    I'm sure Mike wouldn't mind. I'm sure these posts are covered by a Creative Commons license or are released to the public domain.

    If they didn't want to write it on the board, by hand please and not inside a "while" or "if then, else loop", we could invite them to the next meeting of Freetards Revolutionary Front.

     

    reply to this | link to this | view in thread ]

  27.  
    identicon
    Anonymous Coward, May 18th, 2012 @ 8:13am

    They should get fined thousands of dollars for breaking that policy just like those who infringe get fined ridiculous sums of money for doing something that's not wrong.

     

    reply to this | link to this | view in thread ]

  28.  
    icon
    Not an Electronic Rodent (profile), May 18th, 2012 @ 11:25am

    Re: Re: Re: Re: You Realize ...

    Like anti-circumvention technology?
    Well, except that a closed fire door has a large chance of fulfilling its stated function of slowing the spread of fire thus preserving life and anti-circumvention technology has a mathematically-indistinguisable-from-zero chance of fulfilling its stated function of preventing unauthorised use or copying... yes I guess so.

     

    reply to this | link to this | view in thread ]

  29.  
    icon
    Not an Electronic Rodent (profile), May 18th, 2012 @ 11:50am

    Re: Analogy

    Should we abolish speed limits
    Way to go with the false dichotomy. Yes absolutely the same... except completely differnt. But just to ruin an already crap anlogy even further, research tends to show that driving a little over the posted speed limit can in fact be statistically safer since posted limits often do not meet the 85th percentile speed for the road.

     

    reply to this | link to this | view in thread ]

  30.  
    identicon
    Anonymous Coward, May 18th, 2012 @ 1:11pm

    Re: Re: Re: Re: Analogy

    ...Becoming illegal in some areas because of the damage and risk to vehicles.

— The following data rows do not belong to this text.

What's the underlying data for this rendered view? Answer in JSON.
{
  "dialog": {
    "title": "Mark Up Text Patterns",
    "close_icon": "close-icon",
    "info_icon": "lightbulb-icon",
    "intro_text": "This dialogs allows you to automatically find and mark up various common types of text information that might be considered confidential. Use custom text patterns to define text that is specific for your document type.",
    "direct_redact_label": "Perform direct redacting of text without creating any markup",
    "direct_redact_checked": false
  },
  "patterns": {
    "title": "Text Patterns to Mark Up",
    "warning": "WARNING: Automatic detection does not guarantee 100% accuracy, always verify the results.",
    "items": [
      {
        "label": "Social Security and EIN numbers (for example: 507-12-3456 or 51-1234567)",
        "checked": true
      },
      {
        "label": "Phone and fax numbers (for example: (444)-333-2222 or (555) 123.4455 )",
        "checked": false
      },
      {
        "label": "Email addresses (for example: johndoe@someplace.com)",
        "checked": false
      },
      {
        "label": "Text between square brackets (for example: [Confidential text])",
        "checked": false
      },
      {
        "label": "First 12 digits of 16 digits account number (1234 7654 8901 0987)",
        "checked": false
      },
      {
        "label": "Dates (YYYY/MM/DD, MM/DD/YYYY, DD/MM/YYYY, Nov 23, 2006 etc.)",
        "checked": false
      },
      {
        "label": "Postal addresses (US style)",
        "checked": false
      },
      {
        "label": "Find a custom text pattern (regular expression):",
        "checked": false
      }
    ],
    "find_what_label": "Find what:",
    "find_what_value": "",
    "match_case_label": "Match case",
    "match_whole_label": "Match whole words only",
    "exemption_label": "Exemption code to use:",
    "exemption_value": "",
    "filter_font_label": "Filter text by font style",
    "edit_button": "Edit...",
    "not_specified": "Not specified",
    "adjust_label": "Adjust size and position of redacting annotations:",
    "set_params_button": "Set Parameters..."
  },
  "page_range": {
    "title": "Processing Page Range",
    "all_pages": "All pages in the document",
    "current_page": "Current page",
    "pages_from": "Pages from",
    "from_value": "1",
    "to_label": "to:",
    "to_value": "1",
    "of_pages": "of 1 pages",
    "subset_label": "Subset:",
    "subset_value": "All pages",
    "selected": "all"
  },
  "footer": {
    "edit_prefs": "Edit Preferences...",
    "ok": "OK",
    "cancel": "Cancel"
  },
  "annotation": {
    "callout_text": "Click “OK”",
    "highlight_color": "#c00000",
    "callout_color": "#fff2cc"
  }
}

Ironic, isn't it?

     

    reply to this | link to this | view in thread ]

  31.  
    identicon
    Anonymous Coward, May 18th, 2012 @ 1:15pm

    An unscientific poll of 22 14-year-olds indicates they have little idea what copyright is and think suing people for sharing with friends is against everything they were taught in kindergarten. 15 used the word "stupid" at some point in the conversation.

    These things called social norms, we teach them to our kids and then legislate against them.

     

    reply to this | link to this | view in thread ]

  32.  
    identicon
    Anonymous Coward, May 18th, 2012 @ 1:26pm

    Re: Re: Re: Re: You Realize ...

    Closed fire door policies are intended to serve a public interest, to maintain public safety. IP laws are intended to serve a plutocratic interest, to exploit the public. See the difference.

     

    reply to this | link to this | view in thread ]

  33.  
    identicon
    Anonymous Coward, May 21st, 2012 @ 9:28am

    Re: Re: Analogy

    I don't think 65 is the max. I've seen 70 and 75 in many places.

     

    reply to this | link to this | view in thread ]

  34.  
    icon
    Niall (profile), May 22nd, 2012 @ 6:04am

    Re: Re: Analogy

    OOO can we buy some 'stand your ground' equivalent law for copying?

     

    reply to this | link to this | view in thread ]


Add Your Comment

Have a Techdirt Account? Sign in now. Want one? Register here
Get Techdirt’s Daily Email
Save me a cookie
  • Note: A CRLF will be replaced by a break tag (<br>), all other allowable HTML will remain intact
  • Allowed HTML Tags: <b> <i> <a> <em> <br> <strong> <blockquote> <hr> <tt>
Follow Techdirt
A word from our sponsors...
Essential Reading
Techdirt Reading List
Techdirt Insider Chat
A word from our sponsors...
Recent Stories
A word from our sponsors...

Close

Email This